* **Entries shown**:

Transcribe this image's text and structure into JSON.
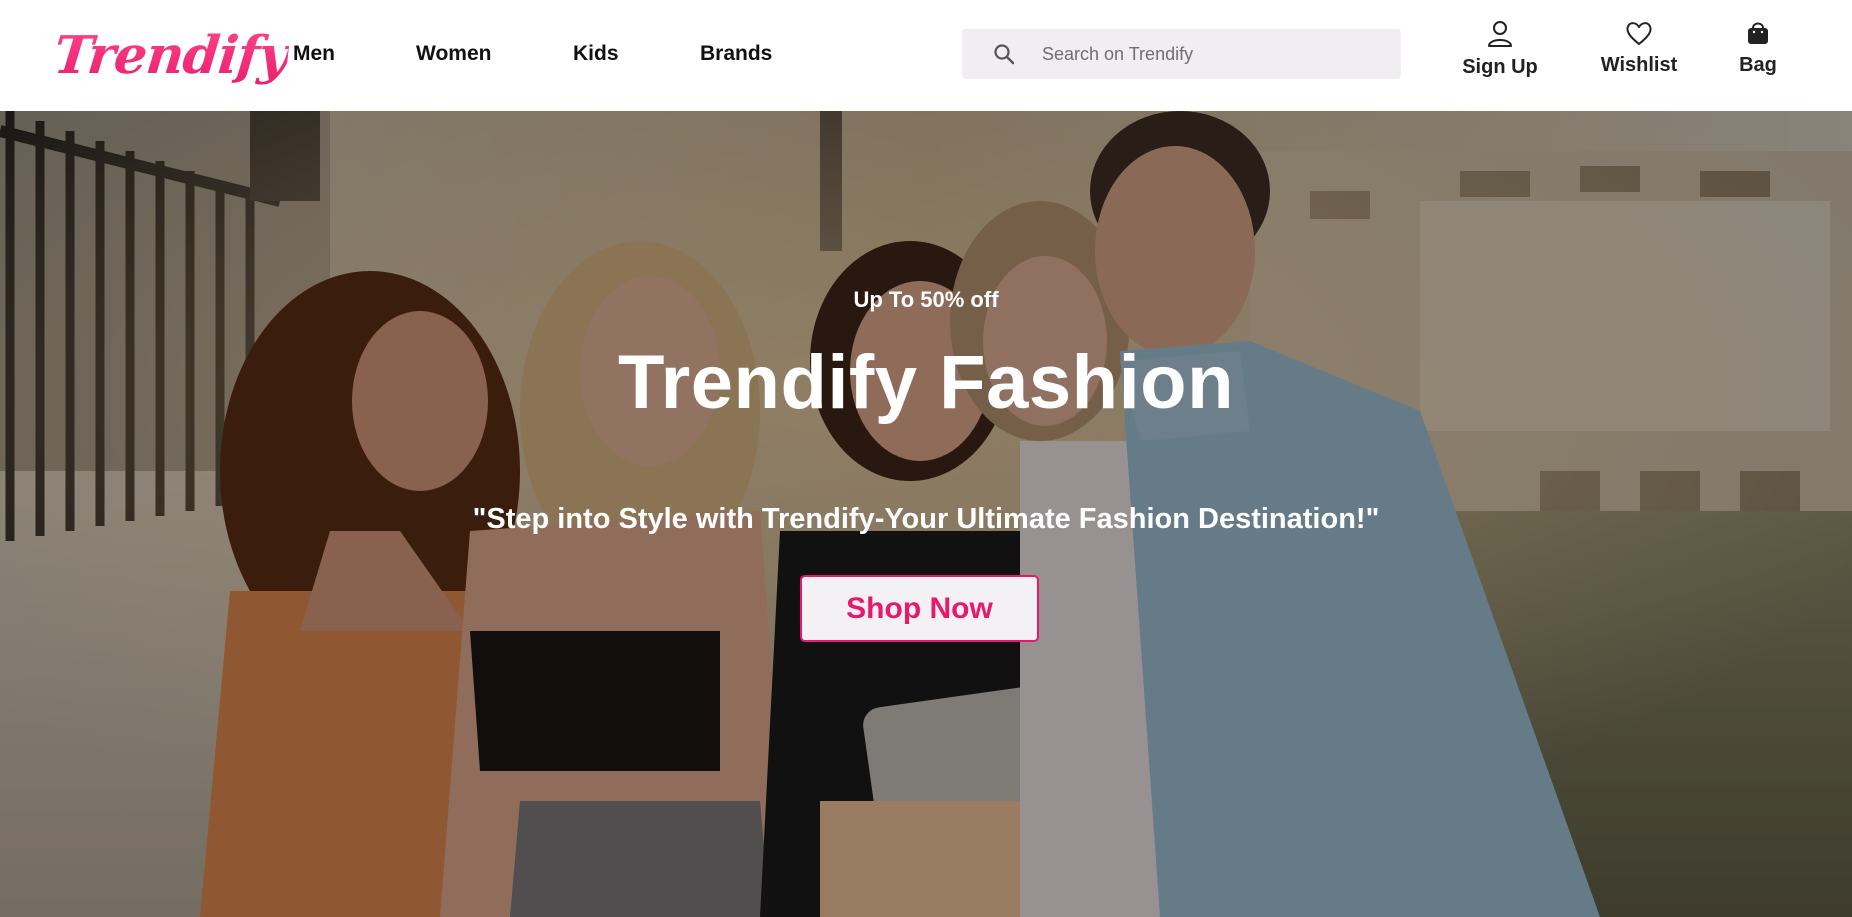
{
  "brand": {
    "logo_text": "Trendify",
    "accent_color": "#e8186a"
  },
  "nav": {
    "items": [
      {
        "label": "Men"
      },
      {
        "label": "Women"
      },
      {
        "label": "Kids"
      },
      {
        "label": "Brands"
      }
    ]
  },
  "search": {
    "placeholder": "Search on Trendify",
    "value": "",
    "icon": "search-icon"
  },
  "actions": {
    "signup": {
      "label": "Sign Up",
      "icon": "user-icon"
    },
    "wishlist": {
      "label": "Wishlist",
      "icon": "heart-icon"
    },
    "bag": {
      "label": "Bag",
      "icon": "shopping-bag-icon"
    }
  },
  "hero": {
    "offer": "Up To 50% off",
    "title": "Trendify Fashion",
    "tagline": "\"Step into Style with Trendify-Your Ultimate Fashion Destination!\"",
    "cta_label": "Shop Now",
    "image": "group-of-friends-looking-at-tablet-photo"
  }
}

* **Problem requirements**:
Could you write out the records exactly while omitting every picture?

* **Answer**:
Transcribe this image's text and structure into JSON.
{
  "brand": {
    "logo_text": "Trendify",
    "accent_color": "#e8186a"
  },
  "nav": {
    "items": [
      {
        "label": "Men"
      },
      {
        "label": "Women"
      },
      {
        "label": "Kids"
      },
      {
        "label": "Brands"
      }
    ]
  },
  "search": {
    "placeholder": "Search on Trendify",
    "value": "",
    "icon": "search-icon"
  },
  "actions": {
    "signup": {
      "label": "Sign Up",
      "icon": "user-icon"
    },
    "wishlist": {
      "label": "Wishlist",
      "icon": "heart-icon"
    },
    "bag": {
      "label": "Bag",
      "icon": "shopping-bag-icon"
    }
  },
  "hero": {
    "offer": "Up To 50% off",
    "title": "Trendify Fashion",
    "tagline": "\"Step into Style with Trendify-Your Ultimate Fashion Destination!\"",
    "cta_label": "Shop Now",
    "image": "group-of-friends-looking-at-tablet-photo"
  }
}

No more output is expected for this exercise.